### Assignment
Which lines of the records below contain the word "image"? Report each of them in full.

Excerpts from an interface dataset
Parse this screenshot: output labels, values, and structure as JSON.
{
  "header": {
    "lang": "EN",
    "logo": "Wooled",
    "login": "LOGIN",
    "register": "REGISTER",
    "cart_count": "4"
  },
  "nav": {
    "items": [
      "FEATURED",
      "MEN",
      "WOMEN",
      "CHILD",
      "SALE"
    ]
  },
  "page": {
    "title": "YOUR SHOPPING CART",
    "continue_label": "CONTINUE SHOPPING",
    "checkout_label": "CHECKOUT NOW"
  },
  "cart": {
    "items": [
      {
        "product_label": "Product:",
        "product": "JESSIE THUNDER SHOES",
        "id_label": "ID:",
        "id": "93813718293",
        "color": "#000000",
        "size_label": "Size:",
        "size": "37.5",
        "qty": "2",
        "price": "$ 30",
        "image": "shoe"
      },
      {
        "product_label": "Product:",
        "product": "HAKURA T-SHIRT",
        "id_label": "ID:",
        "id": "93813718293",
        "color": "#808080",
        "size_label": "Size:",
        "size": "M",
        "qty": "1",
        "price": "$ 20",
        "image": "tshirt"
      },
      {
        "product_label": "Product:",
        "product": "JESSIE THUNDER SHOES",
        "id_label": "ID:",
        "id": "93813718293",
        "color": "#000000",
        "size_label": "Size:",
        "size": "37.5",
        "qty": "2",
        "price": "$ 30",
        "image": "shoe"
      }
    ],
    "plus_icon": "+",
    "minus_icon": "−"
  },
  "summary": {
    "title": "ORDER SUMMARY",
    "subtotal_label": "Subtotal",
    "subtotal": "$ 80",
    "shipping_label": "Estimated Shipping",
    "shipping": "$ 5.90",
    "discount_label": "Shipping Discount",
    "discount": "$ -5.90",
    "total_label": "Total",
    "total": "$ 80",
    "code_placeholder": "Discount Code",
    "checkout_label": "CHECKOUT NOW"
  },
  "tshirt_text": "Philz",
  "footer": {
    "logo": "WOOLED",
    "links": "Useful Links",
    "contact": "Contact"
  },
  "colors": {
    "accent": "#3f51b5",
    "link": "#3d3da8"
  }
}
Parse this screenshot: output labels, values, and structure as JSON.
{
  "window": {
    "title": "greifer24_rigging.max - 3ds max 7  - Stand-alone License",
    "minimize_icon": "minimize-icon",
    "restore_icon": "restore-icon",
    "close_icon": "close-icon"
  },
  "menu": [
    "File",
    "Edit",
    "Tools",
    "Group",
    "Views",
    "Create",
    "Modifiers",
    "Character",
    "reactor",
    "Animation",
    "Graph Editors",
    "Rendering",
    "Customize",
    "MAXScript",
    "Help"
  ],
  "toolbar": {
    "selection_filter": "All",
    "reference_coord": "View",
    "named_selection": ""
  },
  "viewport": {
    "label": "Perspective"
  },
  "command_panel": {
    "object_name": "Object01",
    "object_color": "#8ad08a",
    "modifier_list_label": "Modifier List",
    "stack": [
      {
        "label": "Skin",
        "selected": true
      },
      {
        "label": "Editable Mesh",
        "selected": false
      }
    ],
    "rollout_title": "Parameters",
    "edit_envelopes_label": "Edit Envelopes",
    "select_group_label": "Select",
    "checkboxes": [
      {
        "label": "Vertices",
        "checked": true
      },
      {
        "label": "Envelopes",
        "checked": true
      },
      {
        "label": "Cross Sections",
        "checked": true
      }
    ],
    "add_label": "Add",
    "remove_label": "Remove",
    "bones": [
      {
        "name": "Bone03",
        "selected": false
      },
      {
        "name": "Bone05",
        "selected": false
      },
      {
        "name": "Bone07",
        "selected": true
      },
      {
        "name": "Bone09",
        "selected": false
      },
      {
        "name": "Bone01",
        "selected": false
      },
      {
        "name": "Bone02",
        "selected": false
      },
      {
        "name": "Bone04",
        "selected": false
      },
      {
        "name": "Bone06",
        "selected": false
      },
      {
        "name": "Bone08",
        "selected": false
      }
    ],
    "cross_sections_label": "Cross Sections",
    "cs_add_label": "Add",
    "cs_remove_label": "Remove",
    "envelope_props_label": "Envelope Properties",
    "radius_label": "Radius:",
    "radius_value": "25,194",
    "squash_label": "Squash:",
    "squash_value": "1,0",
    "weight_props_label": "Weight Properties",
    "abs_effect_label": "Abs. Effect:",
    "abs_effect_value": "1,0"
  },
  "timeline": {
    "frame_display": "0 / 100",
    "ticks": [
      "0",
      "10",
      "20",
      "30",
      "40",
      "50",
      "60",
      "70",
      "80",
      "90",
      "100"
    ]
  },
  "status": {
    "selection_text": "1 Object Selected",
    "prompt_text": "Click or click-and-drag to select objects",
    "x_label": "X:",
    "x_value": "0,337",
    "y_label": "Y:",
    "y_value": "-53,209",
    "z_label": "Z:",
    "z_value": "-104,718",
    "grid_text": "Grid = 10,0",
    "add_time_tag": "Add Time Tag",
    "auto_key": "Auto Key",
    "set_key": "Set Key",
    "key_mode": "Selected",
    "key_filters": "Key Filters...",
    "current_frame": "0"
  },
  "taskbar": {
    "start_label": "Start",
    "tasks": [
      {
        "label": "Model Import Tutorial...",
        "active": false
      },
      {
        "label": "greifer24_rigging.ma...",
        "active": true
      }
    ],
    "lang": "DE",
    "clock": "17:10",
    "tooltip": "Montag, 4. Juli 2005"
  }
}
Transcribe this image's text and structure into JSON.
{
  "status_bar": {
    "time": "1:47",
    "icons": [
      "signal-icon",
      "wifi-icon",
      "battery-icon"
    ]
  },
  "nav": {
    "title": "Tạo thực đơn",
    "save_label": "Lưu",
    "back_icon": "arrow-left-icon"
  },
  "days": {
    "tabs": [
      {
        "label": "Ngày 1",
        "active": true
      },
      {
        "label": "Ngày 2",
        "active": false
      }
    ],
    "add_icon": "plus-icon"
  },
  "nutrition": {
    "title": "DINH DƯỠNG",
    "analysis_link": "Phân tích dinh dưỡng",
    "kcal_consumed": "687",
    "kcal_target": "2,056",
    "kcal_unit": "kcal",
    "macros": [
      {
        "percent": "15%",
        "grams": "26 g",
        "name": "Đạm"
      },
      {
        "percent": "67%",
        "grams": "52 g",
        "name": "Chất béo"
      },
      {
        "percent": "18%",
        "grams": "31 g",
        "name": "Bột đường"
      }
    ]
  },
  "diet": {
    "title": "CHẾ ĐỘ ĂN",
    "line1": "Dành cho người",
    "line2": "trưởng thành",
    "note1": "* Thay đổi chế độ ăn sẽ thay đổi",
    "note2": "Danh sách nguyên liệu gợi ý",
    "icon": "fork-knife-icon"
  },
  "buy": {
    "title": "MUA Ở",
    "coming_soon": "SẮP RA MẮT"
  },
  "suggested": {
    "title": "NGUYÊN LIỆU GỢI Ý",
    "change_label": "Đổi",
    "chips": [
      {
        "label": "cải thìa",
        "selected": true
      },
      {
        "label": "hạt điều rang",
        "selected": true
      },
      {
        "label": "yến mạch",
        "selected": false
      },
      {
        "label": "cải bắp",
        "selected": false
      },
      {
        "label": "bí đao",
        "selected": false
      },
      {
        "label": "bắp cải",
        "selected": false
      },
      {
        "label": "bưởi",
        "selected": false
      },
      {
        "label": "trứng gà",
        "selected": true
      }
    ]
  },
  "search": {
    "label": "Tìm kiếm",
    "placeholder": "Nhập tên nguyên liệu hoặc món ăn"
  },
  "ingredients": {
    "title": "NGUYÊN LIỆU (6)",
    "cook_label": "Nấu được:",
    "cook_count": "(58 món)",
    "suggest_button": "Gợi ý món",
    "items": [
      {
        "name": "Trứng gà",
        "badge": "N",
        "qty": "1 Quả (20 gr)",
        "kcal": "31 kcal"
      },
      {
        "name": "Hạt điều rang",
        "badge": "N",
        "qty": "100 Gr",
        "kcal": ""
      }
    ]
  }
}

### Answer for the task
        "image": "shoe"
        "image": "tshirt"
        "image": "shoe"
Transcribe this image's text and structure into JSON.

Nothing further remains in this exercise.